The company had produced a product this year, just like they did every year. After testing it, performing surveys, and doing various other things that measured how much people wanted this product, the company found that it simply didn’t measure up to the competition. Nevertheless, it was the best thing ever. Everyone would want to buy it, and once you had it, you would wonder how you lived without it. It was nothing short of a revolution in the toaster industry. However, due to the fact that it only toasted one slice of bread at a time, didn’t pop up, and was made out of ugly plastic, it would be kind of difficult to convince the unwashed masses of the facts. This was no job for the engineers and designers; this was a job for the marketers.
The marketers looked at the blueprints, 3D models, sketches, and prototypes of the toaster and decided that this would be a piece of cake. After conferring for a few hours, they decided on the theme for the marketing campaign: minimalism. Minimalism was a pretty trendy thing at the time, seen in user interfaces for smartphone apps, video games, the actual phones themselves, and many other things. It only stood to reason that people would want everything to be minimized. Heck, this could be expanded into an entire product line - toasters that only toast one slice, a blender that is just a square spinning blade, and microwaves that are not actually microwaves, just solid cubes with a few lights on the front. The possibilities are endless! The marketers thought of this, and made up a snappy name for the appliance line. They also got to work creating a website which had no useful information on it whatsoever, but it looked really pretty.
The next step for the marketers was making the toaster more attractive. Using the plastic shell to their advantage, they made the toaster available in a wide variety of bright colors. A toaster with a metal shell would be available for an extra charge. The marketers prepared an ad campaign that showed the toaster and all his fellow minimalist appliances against a white background with sparse, ambient music. Another ad showed the toaster, the frontman of the product line, in all different colors. More ads showed the appliances majestically standing amongst the cosmos. This made it clear that the toaster was too good to pop up, and really, why are you expecting it to pop up? It’s minimalist! It’s simple! It’s a revolution!
There were a few months left until the appliance line was released, plus the engineers were getting bored, so to go the extra mile and to make it even more attractive they shoved some electronics into it and hopped on another bandwagon, turning it into a device which could be linked into the Internet of Things. A user could make a special gesture in the Toaster App (It had no buttons and used gestures only, and turned a special color if you did it right.) and boom, their toaster would toast the bread! Much easier than pressing the buttons on the toaster yourself. A fantastic ad was produced based on this. It featured a busy family who wanted to have toast in the afternoon but didn’t have enough time to make it when they got home. After years of misery, they solved this problem by buying The Toaster (which is what they had gotten to calling it now, just Toaster), putting the bread in when they left in the morning, and pressing the toast button on the app when they got home. This ad won its way into the hearts of everyday people everywhere, and drove massive sales of the toaster on its release.

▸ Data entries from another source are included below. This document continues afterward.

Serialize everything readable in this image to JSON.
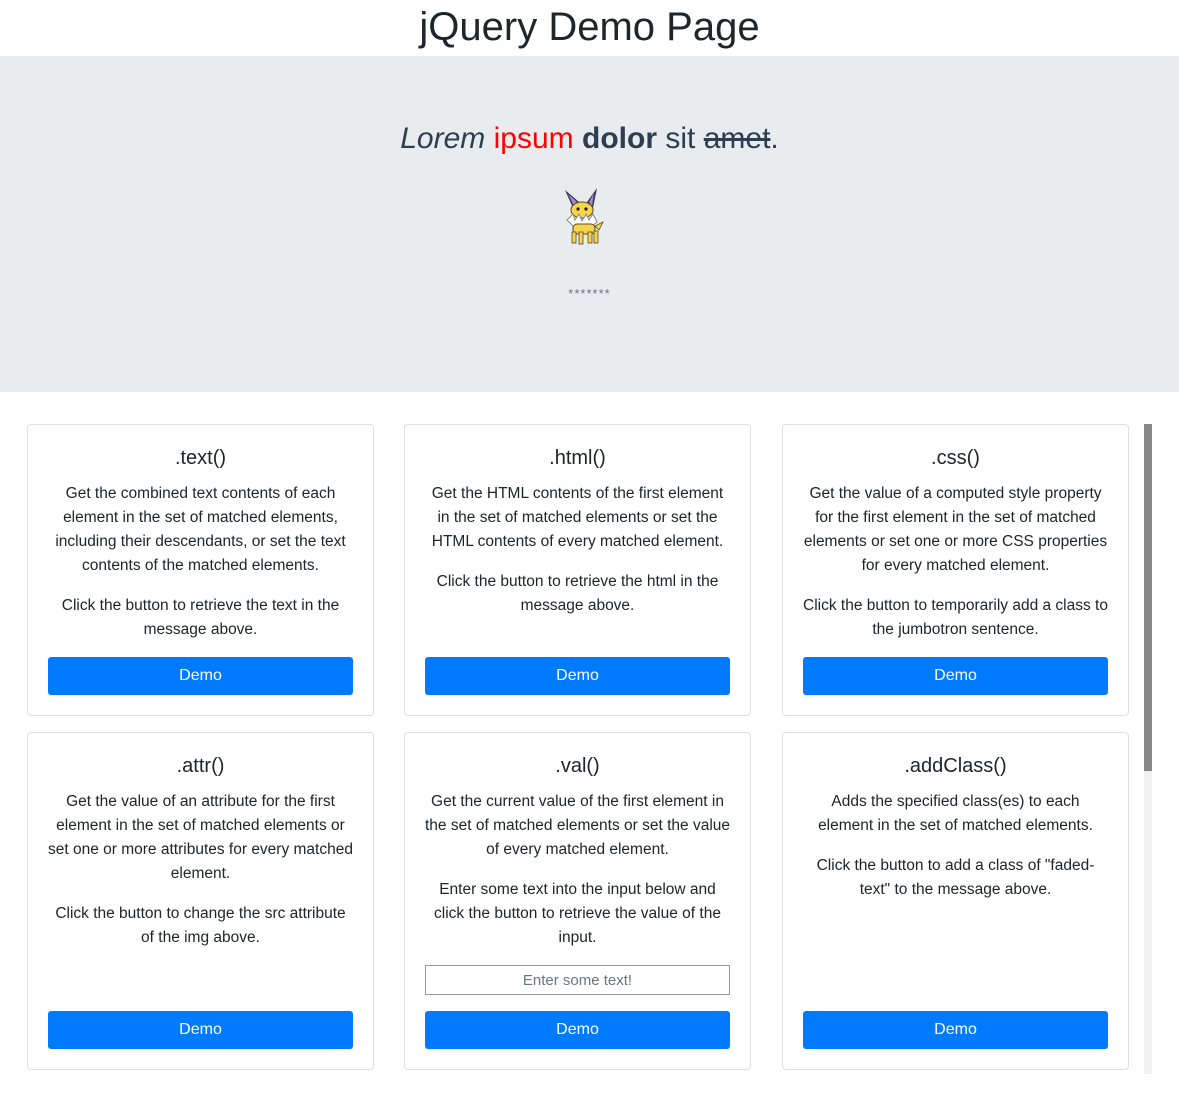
{
  "page": {
    "title": "jQuery Demo Page"
  },
  "jumbotron": {
    "sentence": {
      "w1": "Lorem",
      "w2": "ipsum",
      "w3": "dolor",
      "w4": "sit",
      "w5": "amet",
      "end": "."
    },
    "stars": "*******",
    "sprite_icon": "yellow-electric-fox-sprite"
  },
  "cards": [
    {
      "title": ".text()",
      "description": "Get the combined text contents of each element in the set of matched elements, including their descendants, or set the text contents of the matched elements.",
      "instruction": "Click the button to retrieve the text in the message above.",
      "button": "Demo"
    },
    {
      "title": ".html()",
      "description": "Get the HTML contents of the first element in the set of matched elements or set the HTML contents of every matched element.",
      "instruction": "Click the button to retrieve the html in the message above.",
      "button": "Demo"
    },
    {
      "title": ".css()",
      "description": "Get the value of a computed style property for the first element in the set of matched elements or set one or more CSS properties for every matched element.",
      "instruction": "Click the button to temporarily add a class to the jumbotron sentence.",
      "button": "Demo"
    },
    {
      "title": ".attr()",
      "description": "Get the value of an attribute for the first element in the set of matched elements or set one or more attributes for every matched element.",
      "instruction": "Click the button to change the src attribute of the img above.",
      "button": "Demo"
    },
    {
      "title": ".val()",
      "description": "Get the current value of the first element in the set of matched elements or set the value of every matched element.",
      "instruction": "Enter some text into the input below and click the button to retrieve the value of the input.",
      "input_placeholder": "Enter some text!",
      "input_value": "",
      "button": "Demo"
    },
    {
      "title": ".addClass()",
      "description": "Adds the specified class(es) to each element in the set of matched elements.",
      "instruction": "Click the button to add a class of \"faded-text\" to the message above.",
      "button": "Demo"
    }
  ],
  "colors": {
    "primary": "#007bff",
    "jumbotron_bg": "#e9ecef",
    "accent_red": "#ff0000"
  }
}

It was time for the toaster to be released to the public! The ad mentioned earlier was not run on TV immediately upon the release - the company waited for the excitement about the launch to die down. They held a big party to celebrate the launch of the toaster, inviting many high-profile tech executives. When asked what he thought about the toaster, one replied “The party was great! I enjoyed it a lot, especially all the free food and money.” There was a bit of confusion before he figured out that he was being asked about The Toaster, after which he replied that it was undoubtedly a revolution, will change the world and the industry forever, etc, etc.
The unwashed masses enjoyed the toaster quite a bit too. It sold a million units in a first week. The other appliances sold somewhat less, which was understandable because they were not marketed quite as much. The company’s tech support line got a number of confused calls from buyers who could not figure out how to put food into it, even after turning it off and turning it back on. The tech support line had to regretfully inform the customers that yes, you have bought a solid cube with a smartphone app and some blinking lights and no, we do not offer refunds. The unwashed masses were quite mad about that one for some reason or another. Something about false advertising, it isn’t what we said it was, blah blah blah. It clearly said in all the ads that THIS MICROWAVE MAY NOT ACTUALLY FUNCTION. WE ARE NOT RESPONSIBLE FOR ANY SHED TEARS, TORN OUT LOCKS OF HAIR, OR SPENT MONEY. Thanks for reading. Buy the toaster.